     These therapists give you all sorts of exercises to do and that’s fine as long as we (I mean, “I”) keep doing them at home. But the main thing they talked to me about was posture. I remember my mother telling me to stand up straight! The teachers back in my day didn’t hesitate to tell us the same thing. But over the years I guess I let my efforts at good posture slip. Turns out that is not a good thing to do!

     As I’ve been going through this process a couple of spiritual applications have come to mind. The first has to do with the matter of exercise. As Paul told Timothy, “But reject profane and old wives fables, and exercise yourself toward godliness. For bodily exercise profits a little, but godliness is profitable for all things, having promise of the life that now is and of that which is to come” (1 Timothy 4:7-8). As good as physical exercise is, spiritual exercise is better.

     Spiritual exercise may seem hard to define, but once you think a little, it comes down to living the Christian life. The Christian life can be seen as having three elements: study, prayer and service. Study is the foundation because we would not know how to live this life without direction from God (Jeremiah 10:23) and that direction comes from God’s Word (Romans 10:17, Colossians 3:17, John 14:15). Just like physical exercise, if studying the Word is to do any good, it has to be a continually repeated process. If exercise is to do any good, we cannot quit, thus, we never finish reading and studying God’s Word.

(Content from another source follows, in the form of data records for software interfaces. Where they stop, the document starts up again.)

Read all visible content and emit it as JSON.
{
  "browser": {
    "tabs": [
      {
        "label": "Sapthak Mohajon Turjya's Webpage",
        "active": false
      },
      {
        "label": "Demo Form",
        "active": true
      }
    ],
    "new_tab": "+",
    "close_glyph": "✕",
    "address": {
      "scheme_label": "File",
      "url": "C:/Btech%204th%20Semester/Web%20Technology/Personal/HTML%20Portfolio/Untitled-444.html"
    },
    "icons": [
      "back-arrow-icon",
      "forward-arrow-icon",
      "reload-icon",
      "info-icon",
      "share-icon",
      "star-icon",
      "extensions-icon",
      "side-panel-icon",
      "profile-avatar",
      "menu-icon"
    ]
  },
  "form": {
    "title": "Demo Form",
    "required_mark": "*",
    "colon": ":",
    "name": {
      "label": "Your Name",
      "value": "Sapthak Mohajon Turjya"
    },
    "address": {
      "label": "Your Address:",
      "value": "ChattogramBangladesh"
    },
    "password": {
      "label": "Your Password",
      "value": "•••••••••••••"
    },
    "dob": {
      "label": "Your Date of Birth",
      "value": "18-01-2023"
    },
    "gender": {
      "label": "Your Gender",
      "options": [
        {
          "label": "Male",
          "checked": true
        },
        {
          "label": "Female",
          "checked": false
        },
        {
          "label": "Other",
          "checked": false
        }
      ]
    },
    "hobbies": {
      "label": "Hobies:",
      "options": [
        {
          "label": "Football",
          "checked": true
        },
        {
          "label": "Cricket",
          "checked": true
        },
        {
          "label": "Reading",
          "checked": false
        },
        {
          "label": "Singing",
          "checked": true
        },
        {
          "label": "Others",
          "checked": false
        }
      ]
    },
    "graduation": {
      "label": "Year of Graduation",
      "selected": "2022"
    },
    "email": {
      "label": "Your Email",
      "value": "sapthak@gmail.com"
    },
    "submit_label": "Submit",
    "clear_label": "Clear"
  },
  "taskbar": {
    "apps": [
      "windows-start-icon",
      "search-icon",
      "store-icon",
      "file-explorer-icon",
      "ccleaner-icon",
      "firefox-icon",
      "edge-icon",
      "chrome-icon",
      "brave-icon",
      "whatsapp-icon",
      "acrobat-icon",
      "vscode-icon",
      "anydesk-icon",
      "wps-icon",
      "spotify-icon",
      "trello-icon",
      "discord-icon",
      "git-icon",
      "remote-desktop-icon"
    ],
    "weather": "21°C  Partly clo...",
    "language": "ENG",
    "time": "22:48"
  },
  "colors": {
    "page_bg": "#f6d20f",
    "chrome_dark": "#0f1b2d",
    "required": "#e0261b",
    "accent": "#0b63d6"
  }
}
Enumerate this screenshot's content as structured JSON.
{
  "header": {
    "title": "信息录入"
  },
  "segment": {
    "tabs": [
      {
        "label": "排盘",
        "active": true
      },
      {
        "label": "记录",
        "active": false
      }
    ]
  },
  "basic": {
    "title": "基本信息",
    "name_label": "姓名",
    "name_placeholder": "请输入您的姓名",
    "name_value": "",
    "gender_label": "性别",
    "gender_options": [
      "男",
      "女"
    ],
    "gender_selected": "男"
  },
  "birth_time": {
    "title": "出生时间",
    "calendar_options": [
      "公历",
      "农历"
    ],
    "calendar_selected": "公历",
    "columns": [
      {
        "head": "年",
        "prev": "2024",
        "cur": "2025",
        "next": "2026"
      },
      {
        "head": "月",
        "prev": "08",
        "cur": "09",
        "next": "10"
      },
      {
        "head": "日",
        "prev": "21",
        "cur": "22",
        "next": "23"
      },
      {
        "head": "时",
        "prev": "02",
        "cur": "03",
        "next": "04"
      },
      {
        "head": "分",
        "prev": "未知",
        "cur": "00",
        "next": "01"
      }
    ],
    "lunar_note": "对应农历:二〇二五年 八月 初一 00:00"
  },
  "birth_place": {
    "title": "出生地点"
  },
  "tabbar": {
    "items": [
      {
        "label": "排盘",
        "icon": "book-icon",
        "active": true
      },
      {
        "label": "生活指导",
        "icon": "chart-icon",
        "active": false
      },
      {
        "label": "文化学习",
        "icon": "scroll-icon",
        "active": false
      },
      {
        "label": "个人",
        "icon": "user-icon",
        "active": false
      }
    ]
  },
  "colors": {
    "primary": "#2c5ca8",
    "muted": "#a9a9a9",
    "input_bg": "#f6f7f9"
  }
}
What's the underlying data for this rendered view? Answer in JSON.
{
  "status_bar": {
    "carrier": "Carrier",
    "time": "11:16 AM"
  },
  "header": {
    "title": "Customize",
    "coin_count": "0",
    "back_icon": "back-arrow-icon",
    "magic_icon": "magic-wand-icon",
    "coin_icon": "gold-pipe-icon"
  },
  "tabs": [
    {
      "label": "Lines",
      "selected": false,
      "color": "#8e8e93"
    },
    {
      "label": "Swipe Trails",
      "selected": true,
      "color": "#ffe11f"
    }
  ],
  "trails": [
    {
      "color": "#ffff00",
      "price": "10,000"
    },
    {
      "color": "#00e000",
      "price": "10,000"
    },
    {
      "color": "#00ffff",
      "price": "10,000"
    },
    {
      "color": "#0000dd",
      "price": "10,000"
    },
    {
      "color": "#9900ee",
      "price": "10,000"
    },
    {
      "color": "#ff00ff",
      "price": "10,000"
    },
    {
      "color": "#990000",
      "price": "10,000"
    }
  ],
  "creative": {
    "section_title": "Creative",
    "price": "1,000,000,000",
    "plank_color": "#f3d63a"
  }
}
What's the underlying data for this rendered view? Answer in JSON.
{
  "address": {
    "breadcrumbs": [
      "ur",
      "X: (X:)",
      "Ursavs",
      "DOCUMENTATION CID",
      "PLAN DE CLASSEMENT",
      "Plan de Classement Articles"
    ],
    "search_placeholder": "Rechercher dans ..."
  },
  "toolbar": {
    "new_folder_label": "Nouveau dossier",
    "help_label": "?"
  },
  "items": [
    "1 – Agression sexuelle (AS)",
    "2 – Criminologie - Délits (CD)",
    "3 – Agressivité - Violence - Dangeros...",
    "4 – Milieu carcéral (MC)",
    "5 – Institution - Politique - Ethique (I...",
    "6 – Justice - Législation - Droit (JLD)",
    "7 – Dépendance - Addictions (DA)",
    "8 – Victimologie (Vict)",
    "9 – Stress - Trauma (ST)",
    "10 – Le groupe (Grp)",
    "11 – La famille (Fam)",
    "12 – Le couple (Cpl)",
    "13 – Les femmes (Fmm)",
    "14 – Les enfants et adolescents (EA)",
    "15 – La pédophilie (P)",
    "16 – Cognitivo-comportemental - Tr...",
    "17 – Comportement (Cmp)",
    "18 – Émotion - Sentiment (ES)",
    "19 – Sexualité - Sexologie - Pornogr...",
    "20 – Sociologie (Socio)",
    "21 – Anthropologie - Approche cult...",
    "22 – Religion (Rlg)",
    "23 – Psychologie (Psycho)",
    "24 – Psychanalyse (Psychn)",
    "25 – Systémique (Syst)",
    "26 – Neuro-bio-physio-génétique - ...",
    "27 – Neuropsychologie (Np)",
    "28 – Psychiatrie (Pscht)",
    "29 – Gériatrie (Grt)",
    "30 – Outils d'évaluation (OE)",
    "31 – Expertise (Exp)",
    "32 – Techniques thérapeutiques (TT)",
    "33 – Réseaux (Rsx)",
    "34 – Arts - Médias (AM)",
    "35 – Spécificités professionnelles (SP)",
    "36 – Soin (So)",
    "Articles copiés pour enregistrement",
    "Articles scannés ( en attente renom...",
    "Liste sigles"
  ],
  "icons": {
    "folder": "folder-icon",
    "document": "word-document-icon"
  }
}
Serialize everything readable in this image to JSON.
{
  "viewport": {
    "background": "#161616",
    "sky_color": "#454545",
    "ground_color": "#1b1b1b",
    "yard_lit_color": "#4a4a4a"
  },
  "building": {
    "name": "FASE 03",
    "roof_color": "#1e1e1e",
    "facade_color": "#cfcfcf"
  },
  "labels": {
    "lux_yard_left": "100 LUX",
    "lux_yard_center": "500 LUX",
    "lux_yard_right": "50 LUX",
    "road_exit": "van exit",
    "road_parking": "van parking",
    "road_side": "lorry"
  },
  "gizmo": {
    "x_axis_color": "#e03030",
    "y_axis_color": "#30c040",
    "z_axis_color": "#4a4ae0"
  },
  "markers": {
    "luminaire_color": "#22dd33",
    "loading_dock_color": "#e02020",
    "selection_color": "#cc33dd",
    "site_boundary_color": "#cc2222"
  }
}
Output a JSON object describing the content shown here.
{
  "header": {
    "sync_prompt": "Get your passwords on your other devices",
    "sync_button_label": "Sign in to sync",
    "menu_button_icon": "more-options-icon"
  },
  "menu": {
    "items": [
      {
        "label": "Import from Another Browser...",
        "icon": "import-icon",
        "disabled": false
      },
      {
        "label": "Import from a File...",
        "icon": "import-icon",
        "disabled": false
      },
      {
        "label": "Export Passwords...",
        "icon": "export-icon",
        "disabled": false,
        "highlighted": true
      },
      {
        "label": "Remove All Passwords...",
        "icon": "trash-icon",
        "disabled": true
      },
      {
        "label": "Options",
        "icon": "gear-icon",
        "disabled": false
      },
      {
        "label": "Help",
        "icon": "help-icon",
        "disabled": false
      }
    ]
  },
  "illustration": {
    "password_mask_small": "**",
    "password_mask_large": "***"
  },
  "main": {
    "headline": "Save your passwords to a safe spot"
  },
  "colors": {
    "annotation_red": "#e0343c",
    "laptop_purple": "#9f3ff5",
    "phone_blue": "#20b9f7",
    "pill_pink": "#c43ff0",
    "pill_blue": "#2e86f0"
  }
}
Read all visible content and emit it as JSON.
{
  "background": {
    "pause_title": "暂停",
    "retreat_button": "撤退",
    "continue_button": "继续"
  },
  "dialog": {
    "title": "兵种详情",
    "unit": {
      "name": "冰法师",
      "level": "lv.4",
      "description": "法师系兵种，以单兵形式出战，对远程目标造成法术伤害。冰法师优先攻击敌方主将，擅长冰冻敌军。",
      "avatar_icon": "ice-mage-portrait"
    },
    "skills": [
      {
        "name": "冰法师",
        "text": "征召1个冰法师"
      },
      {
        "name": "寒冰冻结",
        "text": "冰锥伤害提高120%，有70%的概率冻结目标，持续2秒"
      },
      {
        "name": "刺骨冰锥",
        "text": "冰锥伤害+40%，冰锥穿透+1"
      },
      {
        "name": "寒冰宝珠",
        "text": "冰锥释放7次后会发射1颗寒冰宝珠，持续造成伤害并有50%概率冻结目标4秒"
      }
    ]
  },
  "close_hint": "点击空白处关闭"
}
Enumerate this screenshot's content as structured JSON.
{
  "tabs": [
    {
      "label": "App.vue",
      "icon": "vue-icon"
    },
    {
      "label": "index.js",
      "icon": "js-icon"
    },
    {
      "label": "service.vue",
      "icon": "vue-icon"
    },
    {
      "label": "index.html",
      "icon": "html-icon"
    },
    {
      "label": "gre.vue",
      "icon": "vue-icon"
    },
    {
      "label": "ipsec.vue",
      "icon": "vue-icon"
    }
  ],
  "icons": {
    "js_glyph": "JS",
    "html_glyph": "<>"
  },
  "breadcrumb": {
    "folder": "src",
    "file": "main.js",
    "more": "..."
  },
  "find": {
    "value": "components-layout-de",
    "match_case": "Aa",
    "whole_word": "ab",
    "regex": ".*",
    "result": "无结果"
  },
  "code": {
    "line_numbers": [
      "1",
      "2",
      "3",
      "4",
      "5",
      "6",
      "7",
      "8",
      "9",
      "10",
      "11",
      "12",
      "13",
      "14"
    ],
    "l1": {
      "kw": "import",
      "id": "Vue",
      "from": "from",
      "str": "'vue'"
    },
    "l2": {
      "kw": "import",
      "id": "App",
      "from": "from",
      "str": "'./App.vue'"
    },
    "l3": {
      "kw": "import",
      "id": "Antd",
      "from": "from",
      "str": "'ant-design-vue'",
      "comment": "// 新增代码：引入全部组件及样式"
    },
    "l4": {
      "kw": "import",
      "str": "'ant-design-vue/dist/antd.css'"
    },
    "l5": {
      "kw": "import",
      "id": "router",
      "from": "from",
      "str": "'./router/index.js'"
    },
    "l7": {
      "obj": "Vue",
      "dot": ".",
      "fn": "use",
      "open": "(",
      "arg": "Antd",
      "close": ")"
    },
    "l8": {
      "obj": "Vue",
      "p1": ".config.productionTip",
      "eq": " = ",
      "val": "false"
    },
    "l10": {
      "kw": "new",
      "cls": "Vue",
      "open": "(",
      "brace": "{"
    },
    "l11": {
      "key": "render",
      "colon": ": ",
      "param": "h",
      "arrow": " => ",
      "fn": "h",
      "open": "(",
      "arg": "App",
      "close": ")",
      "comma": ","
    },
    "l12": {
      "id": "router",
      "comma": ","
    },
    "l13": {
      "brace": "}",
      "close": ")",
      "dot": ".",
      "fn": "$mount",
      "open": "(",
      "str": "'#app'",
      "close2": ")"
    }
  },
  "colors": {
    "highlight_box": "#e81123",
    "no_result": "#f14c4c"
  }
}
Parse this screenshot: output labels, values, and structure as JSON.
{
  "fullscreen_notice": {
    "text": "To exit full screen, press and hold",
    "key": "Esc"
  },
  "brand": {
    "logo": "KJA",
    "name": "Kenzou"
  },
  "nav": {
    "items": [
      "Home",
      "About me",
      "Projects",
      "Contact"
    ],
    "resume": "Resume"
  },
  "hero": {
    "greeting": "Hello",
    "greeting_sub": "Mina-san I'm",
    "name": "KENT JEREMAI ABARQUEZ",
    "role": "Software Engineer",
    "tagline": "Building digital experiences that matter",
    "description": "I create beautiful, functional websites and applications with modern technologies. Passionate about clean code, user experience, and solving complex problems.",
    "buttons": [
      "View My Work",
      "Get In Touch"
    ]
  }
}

     The same principle applies to our prayer life. “Pray without ceasing” said Paul (1 Thessalonians 5:17). We know this means to have a continual attitude of, or orientation toward, prayer. If we are not praying we are always ready to pray.

     Of course, the same principle applies to the service element of the Christian life. Jesus took the form of a servant (Philippians 2:5-11). We want to be like Him. The Christian who looks to be served instead of for opportunities to serve has misunderstood what it means to be a Christian. Just as with physical exercise, if we stop serving the Lord and doing His will, we will lose the benefits and blessings associated with Christian service.

      Then there is the matter of posture. Physical posture is important; spiritual posture much more so. So my mother said, “Stand up straight!” In the spiritual sense, to stand up straight means to live according to the will of God. If we look a little further into 1 Timothy we see that Paul told him to flee from evil, pursue good things, and fight the good fight of faith (1Timothy 6:11-12). In doing these things Timothy was spiritually standing up straight. Correct spiritual posture is in essence faithfulness to God.

     The word “posture” can also describe an inner attitude portrayed outwardly. One may be seen as having an aggressive or defensive posture. The child of God is a blessed human being. Our posture ought to portray an awareness of that blessedness. Just as I have not always had good physical posture, I’ve not always expressed my relationship with God with the proper spiritual posture. I know I need to do better.

     Let’s remember to “stand up straight” physically and more importantly, spiritually.